“Derryl is a visionary who consistently worked to facilitate advancements in the college, provided service to the university in various committee roles, and supported community efforts such as with the DeKalb Health Department,” said Beverly Henry, director for the Ph.D. program in Health Sciences, and CHHS interim dean. “Her primary goal has been success for students, faculty, staff and chairs.”

The College of Health and Human Science emphasizes experiential learning through clinical, practicum, internship, and field experiences. Linking academic programs with the local community, the College also runs the Child Development and Family Center, Physical Therapy Clinic, Speech Language-Hearing Clinic and the Couple and Family Therapy Clinic.

Block’s leadership has assisted with improving efficiencies in resource management and program synergies. While she was at the helm, reorganization led to the creation of the schools of Nursing, Interdisciplinary Health Professions and Health Studies.

In addition, Block emphasized research productivity under her leadership, increasing external funding by 300 percent. She facilitated development of online programs – three undergraduate and four graduate programs – which are especially important to working adults and place-bound students.
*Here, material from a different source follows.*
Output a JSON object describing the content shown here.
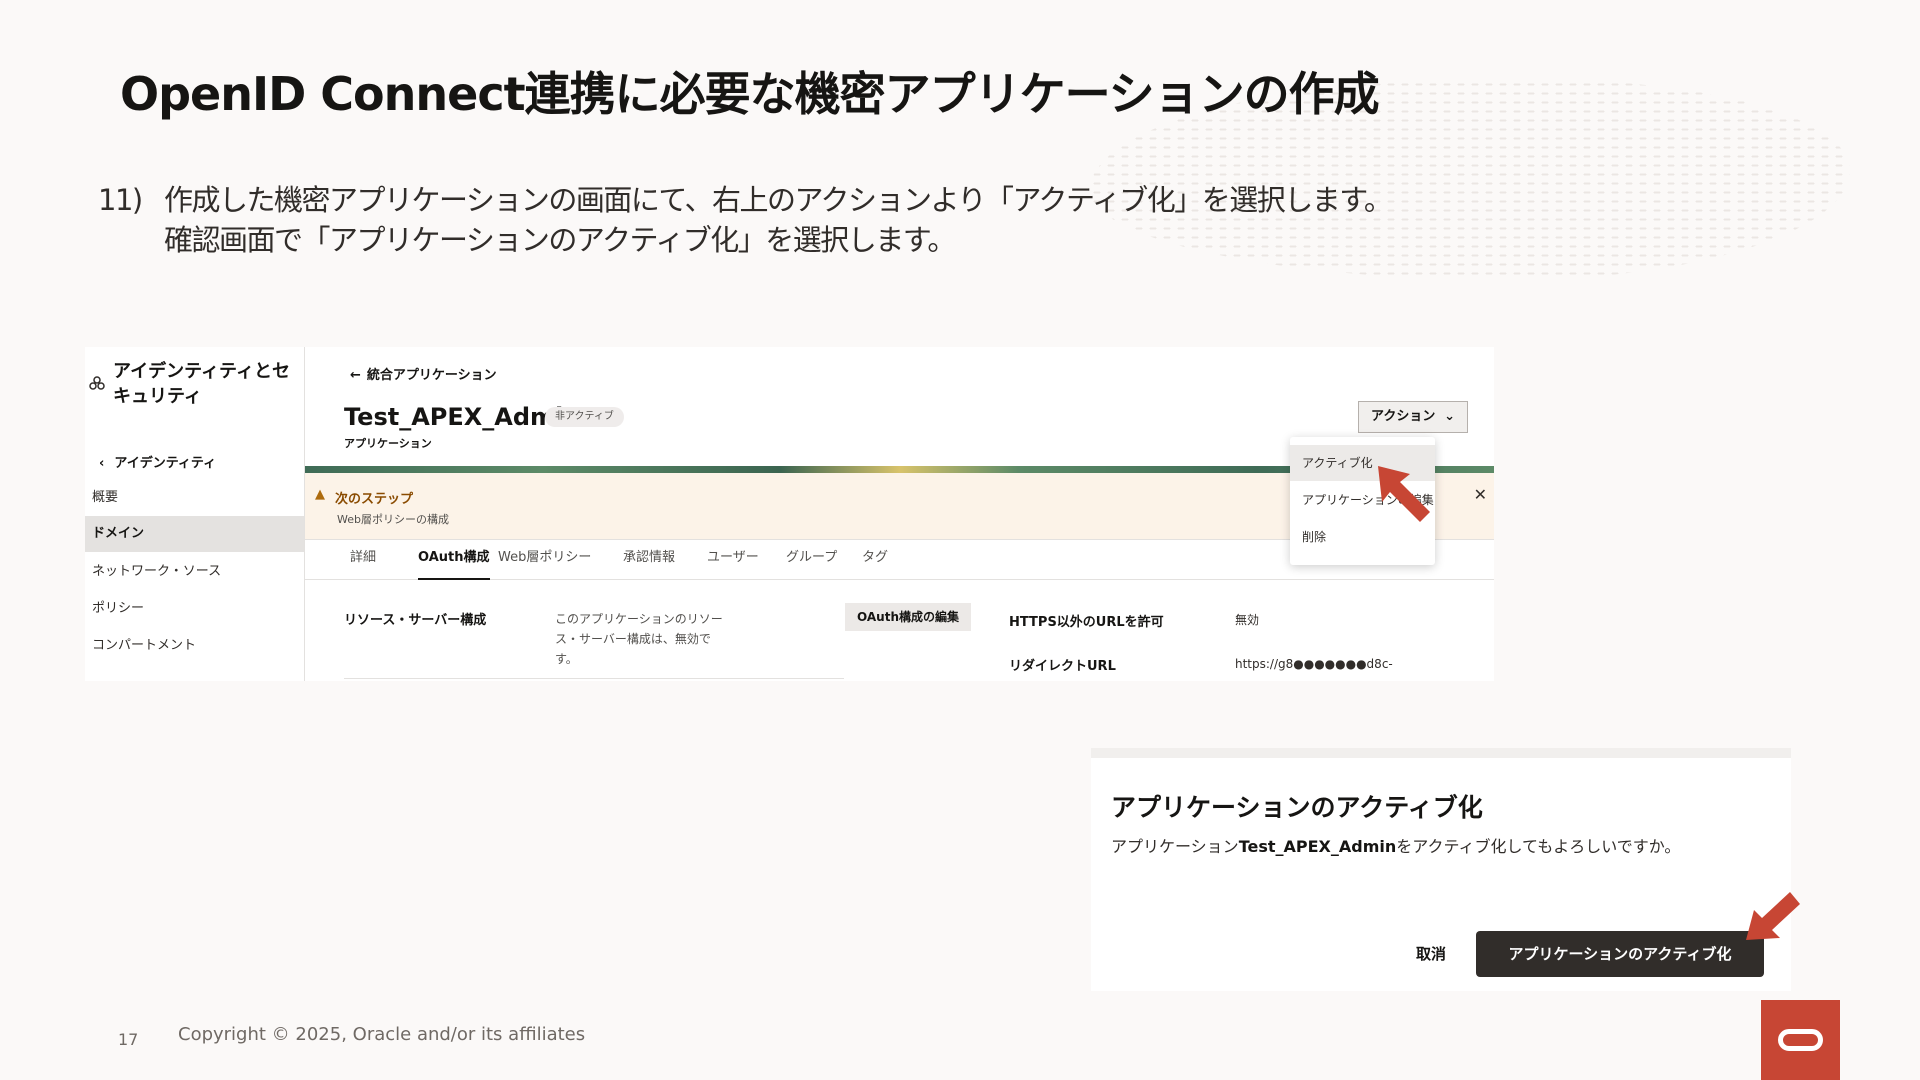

“Derryl brought a fresh perspective on how we could be successful with online programs that served us especially well during this time of remote learning,” Henry said.

Laurie Elish-Piper, dean, College of Education, said Block is known as a generous collaborator who is willing to share her time and expertise.

“When I came on as acting dean, Derryl always had time to share, to mentor and to be a sounding board,” Elish-Piper said. “That has continued with other new deans who have come into the fold; she is a mentor and friend to all of us.”

Elish-Piper said Block is lauded by fellow deans for her pragmatism, transparency and kindness.

“Derryl has been our glue; she brings us together,” Elish-Piper said. “She is a valued partner and we appreciate her intellect, vision and friendship.”

Block earned a bachelor’s degree in nursing from the University of Maryland, a master’s in public health from John Hopkins and both a master’s and doctorate degree from the University of Pennsylvania.

Prior to joining NIU, Block was a leader in nursing at the University of Wisconsin- Green Bay and served as interim dean of professional programs which included nursing, social work, business and education.

“I think that we are all sad to see her step down,” said Elish-Piper. “We are grateful for her leadership and collaboration and we wish her well on the next chapter.”

Henry shared the sentiment.

“While we will miss her in the dean role, I know she will continue to make contributions to students in academic programs and research,” Henry said. “I’ve enjoyed working with her and look forward to what the next year will bring.”

Block looks forward to returning to NIU after her leave.

“It’s a wonderful college and I’m so proud of how we’ve handled teaching-learning during this pandemic,” Block said.

Learn more about the College of Health and Human Sciences.